If your child has a serious mental illness or substance abuse problem, you need to send them to a specialized program that’s designed and staffed to meet the challenges inherent in this type of treatment. If the program claims to treat an A to Z list of problems and mental illnesses, you should proceed with caution.
15. Ask about Education
If academics play a role in the program, ask:
Are teachers certified, and if so, by what agency?
Does learning occur via classroom teaching or through independent study?
Are credits earned transferable to your local school? (You may want to double check this.)
16. Ask about Undisclosed Financial Relationships
If a professional or agency has referred you to a program, be sure to ask about the existence of any business relationship. If an agency is paid to refer students, can they be impartial?
When to Consider a Residential Treatment Program
In some situations, adolescent residential treatment makes sense, but according to the National Alliance on Mental Illness (NAMI), in the vast majority of situations, you should only consider sending your teen away after ‘utterly exhausting community mental health care resources.”
Additionally, any residential phase of treatment should:
Be as short as possible
Be focused on achieving a very specific goal – such as assessment, stabilization or respite
Be centered on a goal of having the adolescent return to the home with as little stress and disruption as possible.4
Your Child’s Rights
Programs that respect your child’s basic rights are less likely to be abusive or neglectful. Check to make sure that:
Your son or daughter will have regular access to a phone and to unsupervised phone calls.
You and your son or daughter are provided with hotline phone numbers to call to report any program abuses.

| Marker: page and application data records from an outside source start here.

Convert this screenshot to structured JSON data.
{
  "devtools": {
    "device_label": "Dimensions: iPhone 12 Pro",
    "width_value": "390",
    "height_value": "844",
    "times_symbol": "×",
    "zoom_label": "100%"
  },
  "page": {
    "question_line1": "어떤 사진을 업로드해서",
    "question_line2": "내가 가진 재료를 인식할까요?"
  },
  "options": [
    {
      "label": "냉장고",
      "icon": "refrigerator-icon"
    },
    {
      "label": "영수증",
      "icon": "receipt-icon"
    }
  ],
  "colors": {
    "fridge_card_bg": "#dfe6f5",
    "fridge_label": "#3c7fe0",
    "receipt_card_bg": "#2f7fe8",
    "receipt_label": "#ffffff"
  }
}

Program staff never use abusive disciplinary techniques, such as forced seclusion or restraint, denying medical care, food or water, sedation with medications, inducing fear, humiliation or any form of corporal punishment.
Parents or caregivers should be notified promptly after sickness or injury.
Parents or caregivers should be notified with 24 hours about medication regimen changes or missed dosages.
Parents or caregivers should receive notification within 2 days of any investigation into allegations of child abuse or neglect, violations in health or safety standards of violations of licensing standards.